Something occurred to me today. Something hard, something hurtful...something painful.
Last week I lost someone very close to me, a family member dear to my heart.
But the point of this blog post isn't about grief or the support network people have around them that they rely on in times of need - sometimes finding solace in surprising places. The point isn't about the kinds words that make you feel better.
The point of this post is the opposite of condolences, in fact the opposite of sensitivity completely. The point of this post is insensitivity and the heartbreaking places it comes from.
In life we meet all sorts of people. White, black, Asian, Mexican, deaf, illiterate, special needs, tall, short, man, woman, robot. We meet all sorts of people and, well, depending on your upbringing I suppose, you're taught how to talk to different people and the reactions, or lack thereof more to the point, you're supposed to have when you meet them. There are so many politically correct terms for absolutely everyone these days. Janitors are 'custodians' or 'caretakers'. Blind people are 'visually challenged', deaf are 'hearing impaired'. We can't even say fireman any more, it has be gender neutral , so now called 'fire fighters'.
I'm not trying to say we shouldn't be correct. My point is this - we are so careful these days of what we say to people in case we offend them. And the most shocking of all - to complete strangers. We watch our tongue more with people we've never shared more than a single conversation with in our entire lives than the people who have actually been around for large portions of our existence.
When did it become okay to be polite and careful with strangers...and not with the people we call family?
As I mentioned at the start of this post, I lost someone last week. Today I received a text message from the matriarch of the other side of the family asking a very insensitive question relating to the deceased. No support. No condolence. no offer to help. Just an insensitive question.

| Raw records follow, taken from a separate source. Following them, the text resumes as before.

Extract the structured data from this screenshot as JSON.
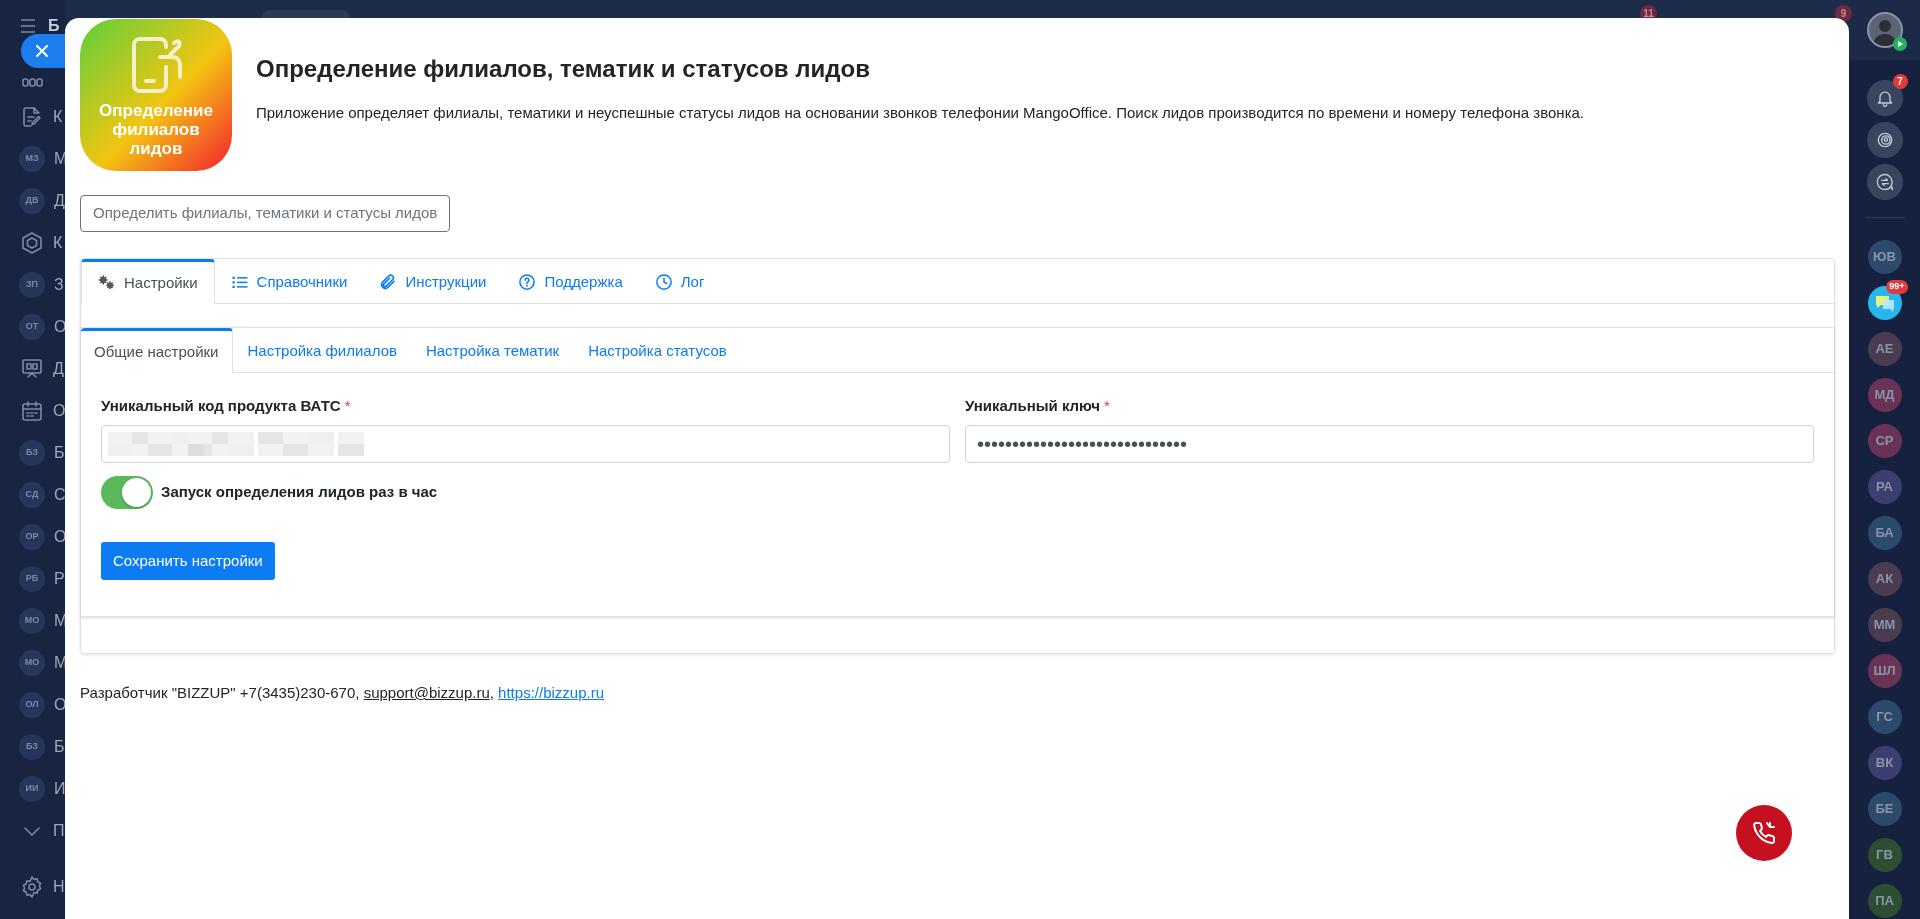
{
  "left_sidebar": {
    "header_letter": "Б",
    "items": [
      {
        "kind": "dots"
      },
      {
        "kind": "doc",
        "label": "К"
      },
      {
        "kind": "avatar",
        "initials": "МЗ",
        "label": "М"
      },
      {
        "kind": "avatar",
        "initials": "ДВ",
        "label": "Д"
      },
      {
        "kind": "hex",
        "label": "К"
      },
      {
        "kind": "avatar",
        "initials": "ЗП",
        "label": "З"
      },
      {
        "kind": "avatar",
        "initials": "ОТ",
        "label": "О"
      },
      {
        "kind": "board",
        "label": "Д"
      },
      {
        "kind": "calendar",
        "label": "О"
      },
      {
        "kind": "avatar",
        "initials": "БЗ",
        "label": "Б"
      },
      {
        "kind": "avatar",
        "initials": "СД",
        "label": "С"
      },
      {
        "kind": "avatar",
        "initials": "ОР",
        "label": "О"
      },
      {
        "kind": "avatar",
        "initials": "РБ",
        "label": "Р"
      },
      {
        "kind": "avatar",
        "initials": "МО",
        "label": "М"
      },
      {
        "kind": "avatar",
        "initials": "МО",
        "label": "М"
      },
      {
        "kind": "avatar",
        "initials": "ОЛ",
        "label": "О"
      },
      {
        "kind": "avatar",
        "initials": "БЗ",
        "label": "Б"
      },
      {
        "kind": "avatar",
        "initials": "ИИ",
        "label": "И"
      },
      {
        "kind": "chevron",
        "label": "П"
      },
      {
        "kind": "gear",
        "label": "Н"
      }
    ]
  },
  "top_bar": {
    "badges": [
      "11",
      "9"
    ]
  },
  "right_sidebar": {
    "bell_badge": "7",
    "items": [
      {
        "kind": "avatar",
        "initials": "ЮВ",
        "color": "#2c4a6b"
      },
      {
        "kind": "chat",
        "badge": "99+"
      },
      {
        "kind": "avatar",
        "initials": "АЕ",
        "color": "#4a3c50"
      },
      {
        "kind": "avatar",
        "initials": "МД",
        "color": "#6a3355"
      },
      {
        "kind": "avatar",
        "initials": "СР",
        "color": "#6a3355"
      },
      {
        "kind": "avatar",
        "initials": "РА",
        "color": "#3d3e70"
      },
      {
        "kind": "avatar",
        "initials": "БА",
        "color": "#2c4a6b"
      },
      {
        "kind": "avatar",
        "initials": "АК",
        "color": "#4a3c50"
      },
      {
        "kind": "avatar",
        "initials": "ММ",
        "color": "#4a3c50"
      },
      {
        "kind": "avatar",
        "initials": "ШЛ",
        "color": "#6a3355"
      },
      {
        "kind": "avatar",
        "initials": "ГС",
        "color": "#2c4a6b"
      },
      {
        "kind": "avatar",
        "initials": "ВК",
        "color": "#3d3e70"
      },
      {
        "kind": "avatar",
        "initials": "БЕ",
        "color": "#2c4a6b"
      },
      {
        "kind": "avatar",
        "initials": "ГВ",
        "color": "#2e4e33"
      },
      {
        "kind": "avatar",
        "initials": "ПА",
        "color": "#2e4e33"
      }
    ]
  },
  "app": {
    "icon_label": "Определение филиалов лидов",
    "title": "Определение филиалов, тематик и статусов лидов",
    "description": "Приложение определяет филиалы, тематики и неуспешные статусы лидов на основании звонков телефонии MangoOffice. Поиск лидов производится по времени и номеру телефона звонка.",
    "run_button": "Определить филиалы, тематики и статусы лидов"
  },
  "tabs": [
    {
      "label": "Настройки",
      "kind": "gears",
      "selected": true
    },
    {
      "label": "Справочники",
      "kind": "list",
      "selected": false
    },
    {
      "label": "Инструкции",
      "kind": "clip",
      "selected": false
    },
    {
      "label": "Поддержка",
      "kind": "question",
      "selected": false
    },
    {
      "label": "Лог",
      "kind": "clock",
      "selected": false
    }
  ],
  "subtabs": [
    {
      "label": "Общие настройки",
      "selected": true
    },
    {
      "label": "Настройка филиалов",
      "selected": false
    },
    {
      "label": "Настройка тематик",
      "selected": false
    },
    {
      "label": "Настройка статусов",
      "selected": false
    }
  ],
  "fields": [
    {
      "label": "Уникальный код продукта ВАТС",
      "required_mark": "*",
      "kind": "blurred"
    },
    {
      "label": "Уникальный ключ",
      "required_mark": "*",
      "kind": "password",
      "value": "••••••••••••••••••••••••••••••"
    }
  ],
  "toggle": {
    "label": "Запуск определения лидов раз в час",
    "on": true
  },
  "save_button": "Сохранить настройки",
  "footer": [
    {
      "kind": "text",
      "text": "Разработчик \"BIZZUP\" +7(3435)230-670, "
    },
    {
      "kind": "email",
      "text": "support@bizzup.ru"
    },
    {
      "kind": "text",
      "text": ", "
    },
    {
      "kind": "url",
      "text": "https://bizzup.ru"
    }
  ]
}
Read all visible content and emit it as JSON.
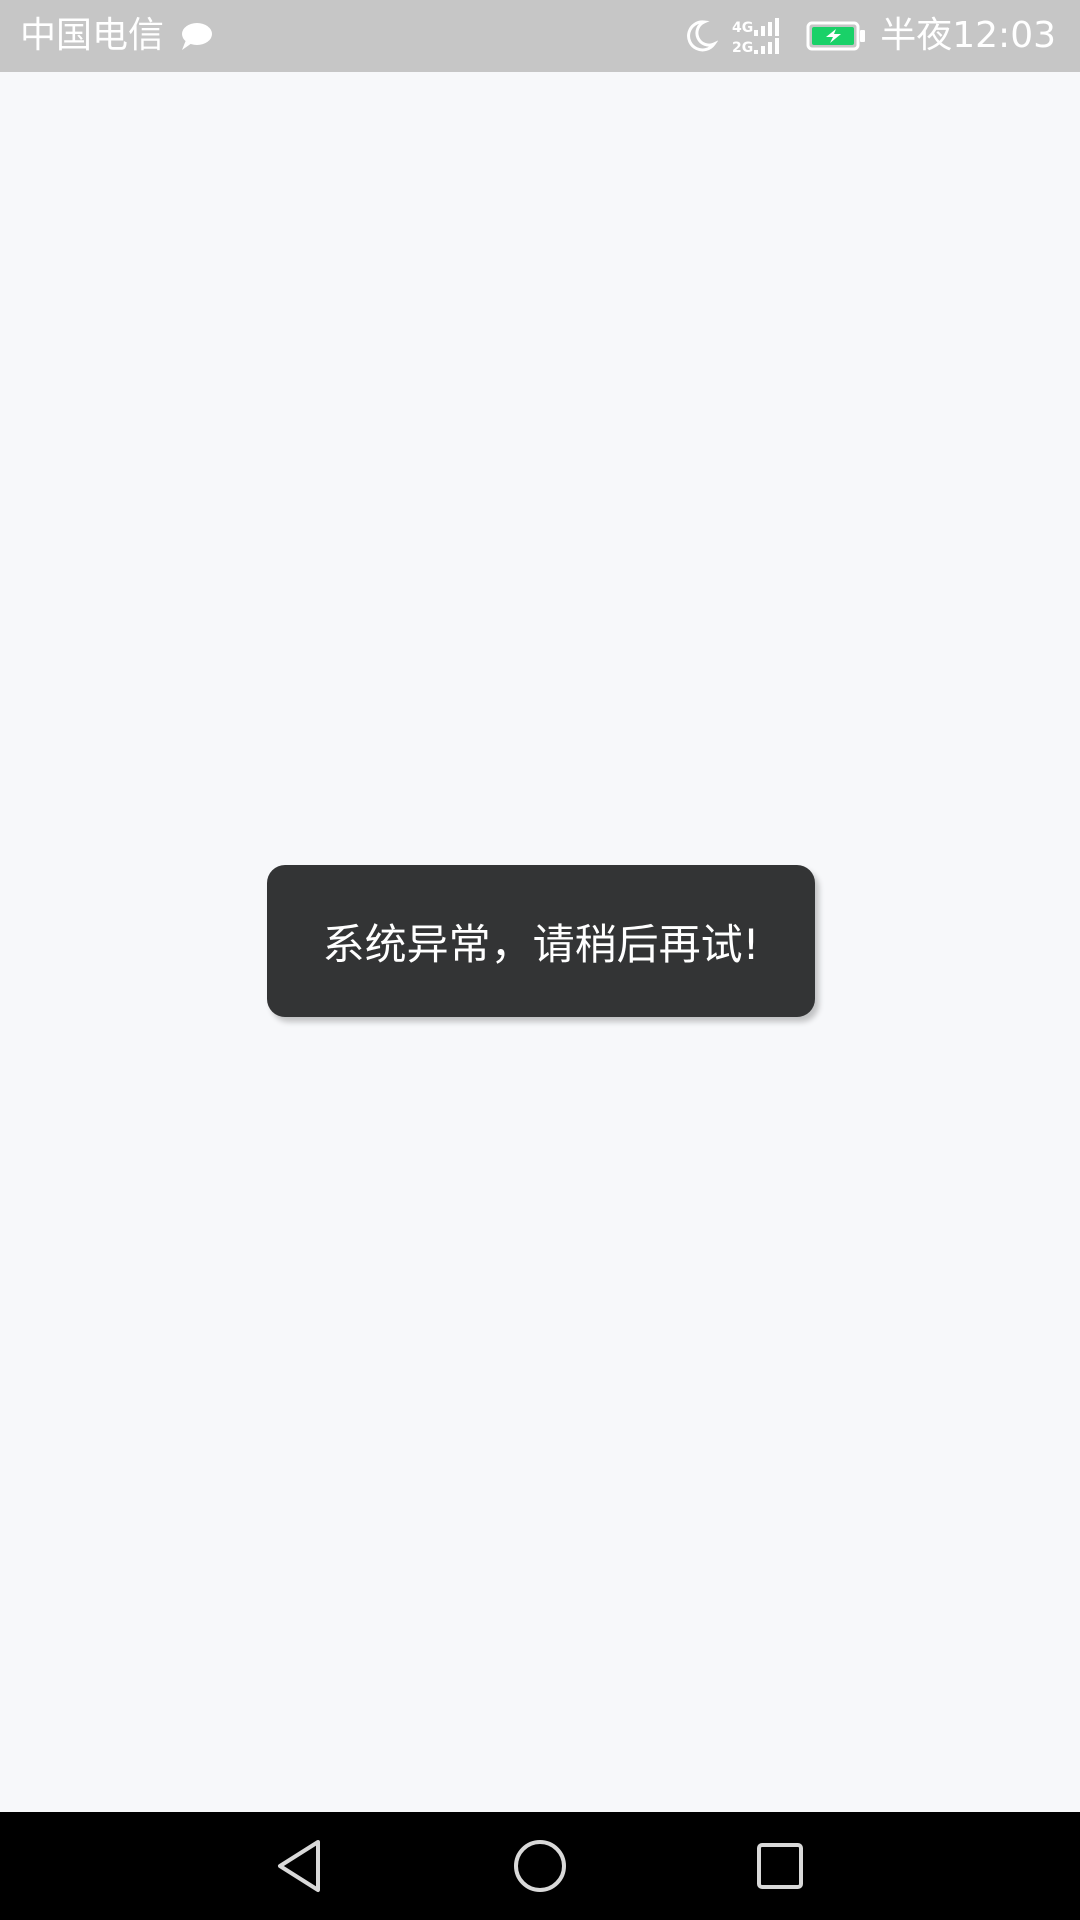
{
  "status_bar": {
    "carrier": "中国电信",
    "network_label_top": "4G",
    "network_label_bottom": "2G",
    "time": "半夜12:03",
    "battery_color": "#19d168",
    "icons": [
      "message-icon",
      "moon-icon",
      "signal-icon",
      "battery-charging-icon"
    ]
  },
  "toast": {
    "message": "系统异常，请稍后再试!"
  },
  "nav_bar": {
    "icons": [
      "back-icon",
      "home-icon",
      "recents-icon"
    ]
  }
}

So, I'll ask again. When did it become okay to become considerate with strangers, and not with family?